Records contained in a dataset
◆ ◆ ◆
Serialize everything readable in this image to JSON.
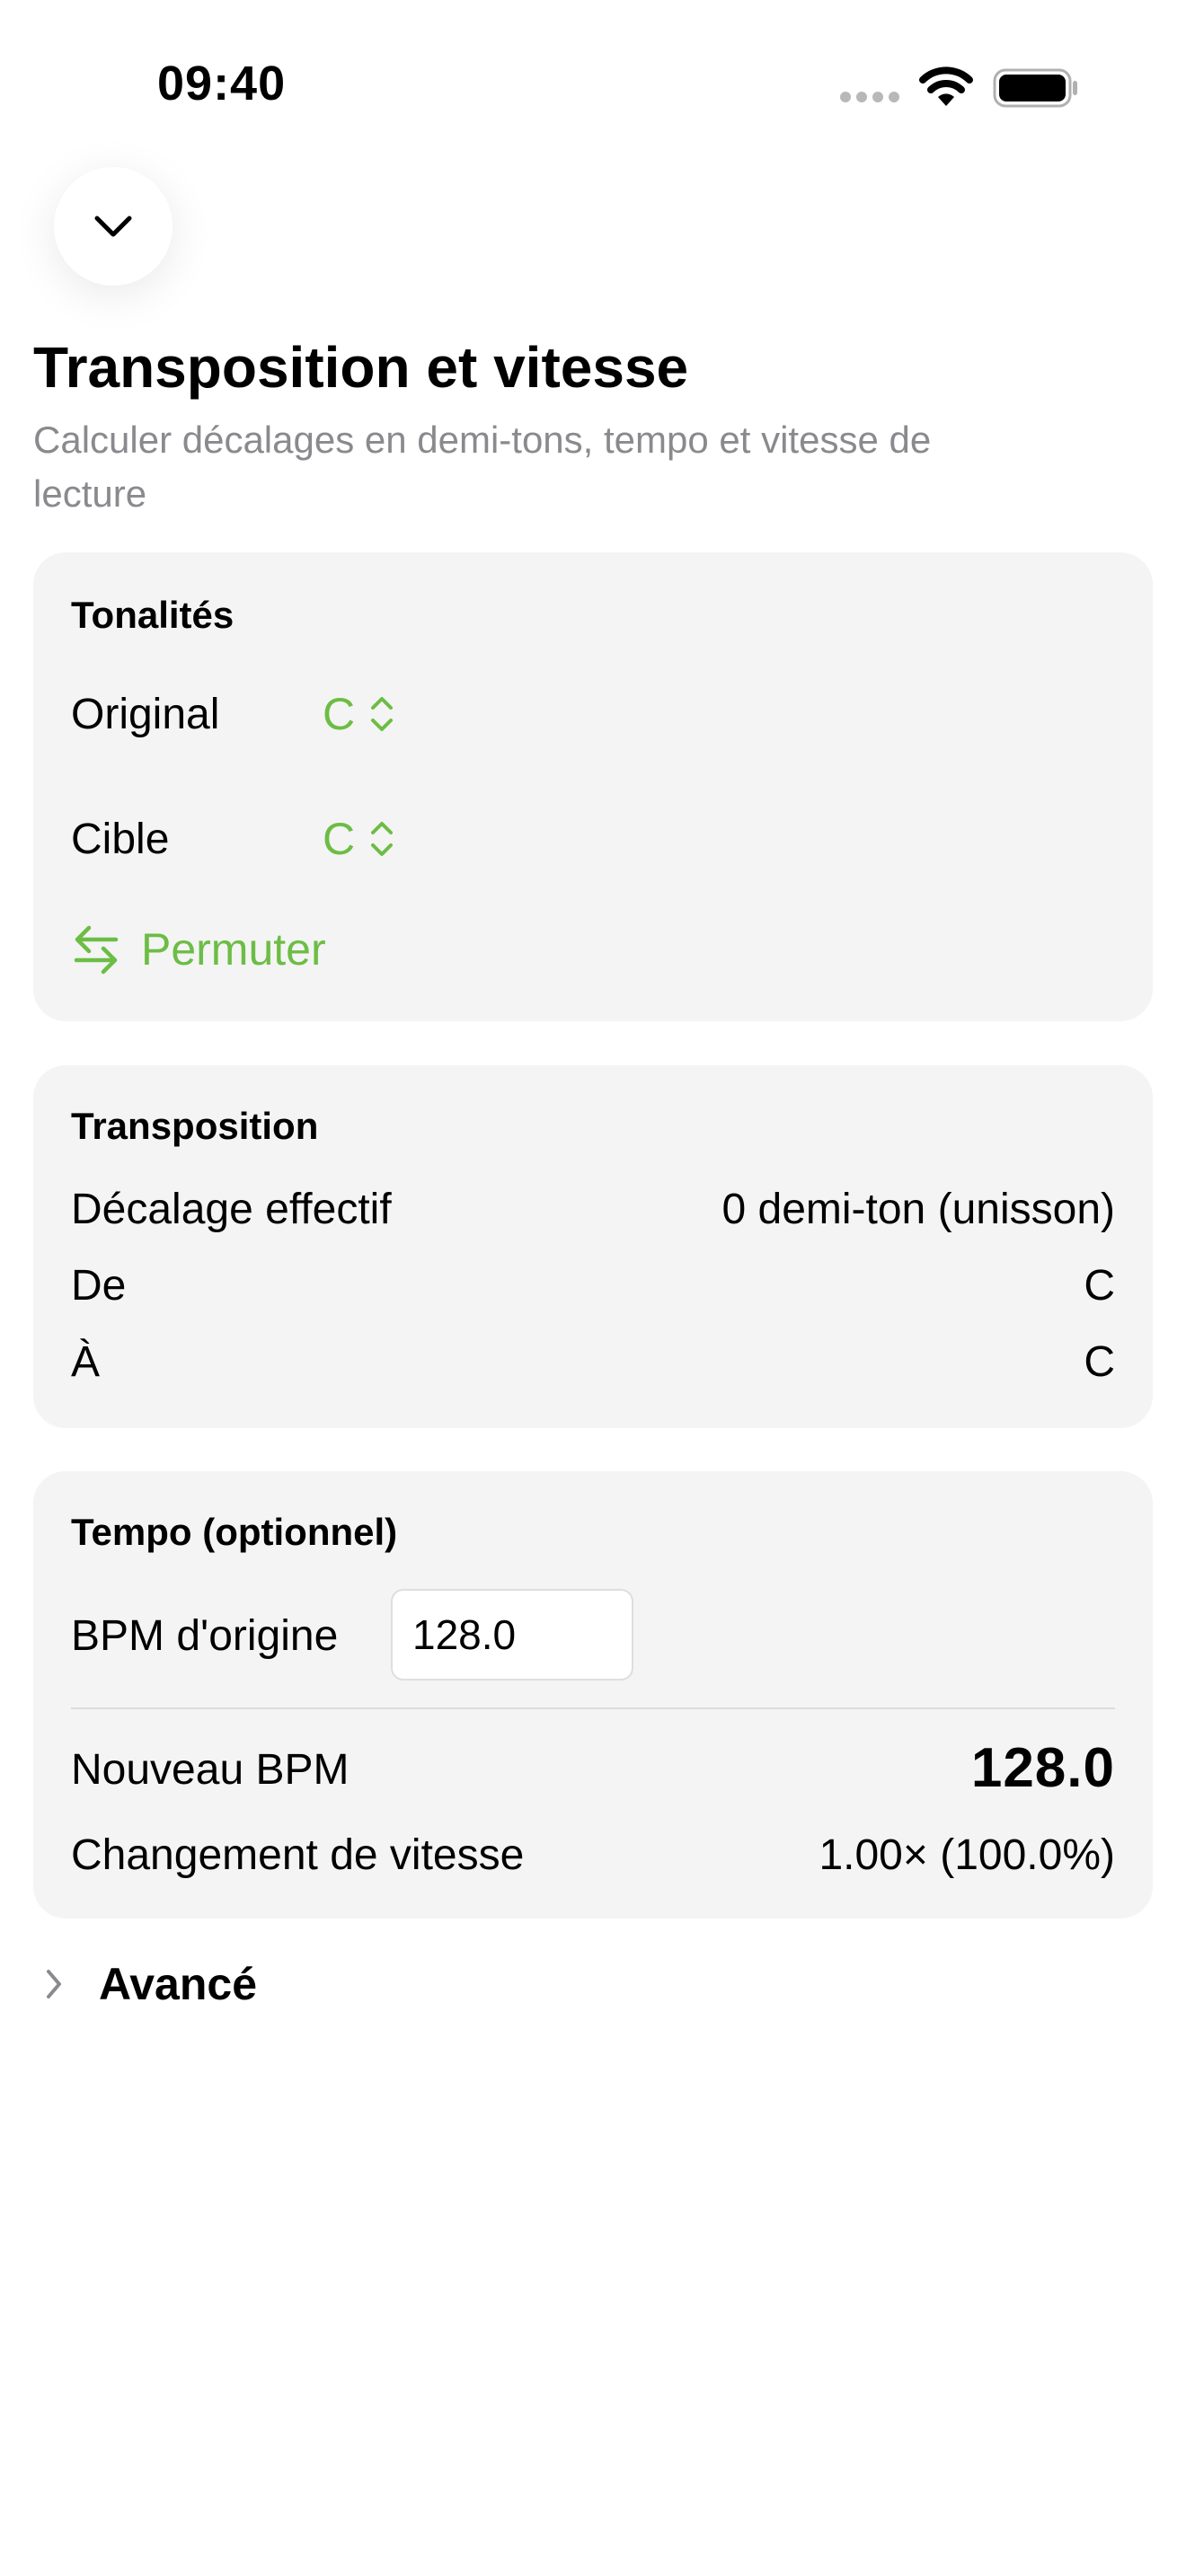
{
  "status_bar": {
    "time": "09:40"
  },
  "header": {
    "title": "Transposition et vitesse",
    "subtitle": "Calculer décalages en demi-tons, tempo et vitesse de lecture"
  },
  "keys_card": {
    "heading": "Tonalités",
    "original_label": "Original",
    "original_value": "C",
    "target_label": "Cible",
    "target_value": "C",
    "swap_label": "Permuter"
  },
  "transposition_card": {
    "heading": "Transposition",
    "rows": [
      {
        "label": "Décalage effectif",
        "value": "0 demi-ton (unisson)"
      },
      {
        "label": "De",
        "value": "C"
      },
      {
        "label": "À",
        "value": "C"
      }
    ]
  },
  "tempo_card": {
    "heading": "Tempo (optionnel)",
    "bpm_label": "BPM d'origine",
    "bpm_value": "128.0",
    "new_bpm_label": "Nouveau BPM",
    "new_bpm_value": "128.0",
    "speed_label": "Changement de vitesse",
    "speed_value": "1.00× (100.0%)"
  },
  "advanced": {
    "label": "Avancé"
  },
  "colors": {
    "accent": "#6cbd45",
    "card": "#f4f4f4",
    "secondary_text": "#8a8a8e"
  },
  "icons": [
    "chevron-down-icon",
    "swap-arrows-icon",
    "chevron-up-down-icon",
    "chevron-right-icon",
    "wifi-icon",
    "battery-icon"
  ]
}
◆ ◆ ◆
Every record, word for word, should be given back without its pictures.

- SOLUTION BELOW:
Serialize everything readable in this image to JSON.
{
  "status_bar": {
    "time": "09:40"
  },
  "header": {
    "title": "Transposition et vitesse",
    "subtitle": "Calculer décalages en demi-tons, tempo et vitesse de lecture"
  },
  "keys_card": {
    "heading": "Tonalités",
    "original_label": "Original",
    "original_value": "C",
    "target_label": "Cible",
    "target_value": "C",
    "swap_label": "Permuter"
  },
  "transposition_card": {
    "heading": "Transposition",
    "rows": [
      {
        "label": "Décalage effectif",
        "value": "0 demi-ton (unisson)"
      },
      {
        "label": "De",
        "value": "C"
      },
      {
        "label": "À",
        "value": "C"
      }
    ]
  },
  "tempo_card": {
    "heading": "Tempo (optionnel)",
    "bpm_label": "BPM d'origine",
    "bpm_value": "128.0",
    "new_bpm_label": "Nouveau BPM",
    "new_bpm_value": "128.0",
    "speed_label": "Changement de vitesse",
    "speed_value": "1.00× (100.0%)"
  },
  "advanced": {
    "label": "Avancé"
  },
  "colors": {
    "accent": "#6cbd45",
    "card": "#f4f4f4",
    "secondary_text": "#8a8a8e"
  },
  "icons": [
    "chevron-down-icon",
    "swap-arrows-icon",
    "chevron-up-down-icon",
    "chevron-right-icon",
    "wifi-icon",
    "battery-icon"
  ]
}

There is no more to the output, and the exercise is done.